Bill Belichick’s problem isn’t that he’s "too smart," as some have contended. His problem, actually, is that he’s just smarter than everyone else he sees on a daily basis. He gets up every morning to work alongside people who need to be reminded that it’s easier to run behind a tight end than a wide receiver.

Someday in the near future, he will be asked for the nine-thousandth time to "talk about the value of team chemistry" by yet another balding sportswriter with a huge spare tire who’s slogging through the sad terminal adolescence that is his professional existence. On the road, Belichick looks into the stands and sees grown men wearing dog masks and hats fashioned to look like big pieces of cheese staring tearfully at the field alongside their plump sons, idiots-in-training with mustard-stained faces, both generations mystified and devastated by whatever B or B-minus plan he cooked up to beat their team that day.

An able man working in this environment long enough will naturally develop some problems in the area of taking other people seriously. And not just other people’s opinions about his job performance, but their rules, their expectations of conduct, their moral outrage. In the Spygate scandal, it didn’t help that the so-called infraction was a thing patently absurd on its face—filming signals made out in the open for the whole world to see, the equivalent of filming a third-base coach. Belichick is not wrong to be frustrated by what a big deal everyone is making over this. Where he is wrong is in not seeing that only a madman films a third-base coach. A real genius would never lose sight of the fact that football is just a game, and there are certain lines he would never cross to win one. That is the difference between being really smart, and just smarter than most—and we can all hope that Bill Belichick is smart enough to figure even that out, someday.

8. Don’t Hate the Player, Hate the Game
By Dan Ariely, professor of behavioral economics at MIT’s Sloan School of Management and author of Predictably Irrational: The Hidden Forces That Shape Our Decisions, and Michael Norton, assistant professor of business administration at Harvard Business School

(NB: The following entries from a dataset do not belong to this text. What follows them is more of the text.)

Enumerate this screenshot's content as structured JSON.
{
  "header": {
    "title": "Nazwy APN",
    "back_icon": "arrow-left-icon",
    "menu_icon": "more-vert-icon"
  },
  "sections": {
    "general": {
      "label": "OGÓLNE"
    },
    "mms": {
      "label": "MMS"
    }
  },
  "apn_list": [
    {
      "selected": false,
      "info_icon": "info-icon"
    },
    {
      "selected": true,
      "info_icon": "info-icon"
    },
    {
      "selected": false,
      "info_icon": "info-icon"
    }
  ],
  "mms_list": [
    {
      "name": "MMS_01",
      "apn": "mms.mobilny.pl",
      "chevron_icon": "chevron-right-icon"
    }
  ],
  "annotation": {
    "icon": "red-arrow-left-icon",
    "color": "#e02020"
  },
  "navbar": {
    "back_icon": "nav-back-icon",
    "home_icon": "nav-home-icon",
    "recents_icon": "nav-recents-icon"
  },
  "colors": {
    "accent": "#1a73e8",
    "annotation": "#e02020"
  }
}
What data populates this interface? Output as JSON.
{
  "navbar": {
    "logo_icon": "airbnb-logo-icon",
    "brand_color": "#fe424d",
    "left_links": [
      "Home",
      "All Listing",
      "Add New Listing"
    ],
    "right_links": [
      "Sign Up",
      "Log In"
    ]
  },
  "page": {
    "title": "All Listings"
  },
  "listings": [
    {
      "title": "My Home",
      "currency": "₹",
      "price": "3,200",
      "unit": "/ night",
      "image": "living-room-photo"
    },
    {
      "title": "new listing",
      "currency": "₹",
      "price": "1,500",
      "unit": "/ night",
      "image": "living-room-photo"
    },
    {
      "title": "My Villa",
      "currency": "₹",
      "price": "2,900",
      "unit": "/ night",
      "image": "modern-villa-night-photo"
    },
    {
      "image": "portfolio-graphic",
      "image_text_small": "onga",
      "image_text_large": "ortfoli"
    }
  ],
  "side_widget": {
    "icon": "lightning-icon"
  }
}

Whether on tax returns or football fields, potential cheaters have two fundamental motivations: the desire to see themselves as honest, good people, and the desire to gain the benefits that come from skirting the rules. These often conflicting impulses can be gratified simultaneously, however, if people can cheat but also justify their unethical behavior.

Research in the field of behavioral economics has demonstrated that we are marvelous at accomplishing this balance. For instance, we might steal Post-it Notes from work but feel justified in doing so because everyone steals from work—even if we have no firsthand evidence of such theft. And because cheating is easier when we can justify our behavior, people often cheat in small amounts: We can come up with an excuse for stealing Post-it Notes, but it is much more difficult to excuse taking $10,000 from petty cash.

At the same time, people—including Bill Belichick—still find ways to justify "big" cheating. How? In a world where everyone is behaving honestly, any dishonesty constitutes a big infraction. But in a world where many people are behaving dishonestly, even a big infraction can feel small to the perpetrator. While it’s easy to single out Belichick, unethical behavior is often a product of a community where dishonesty is pervasive. It’s not the bad apple that should most concern us, but rather the system that turns them out by the bushel.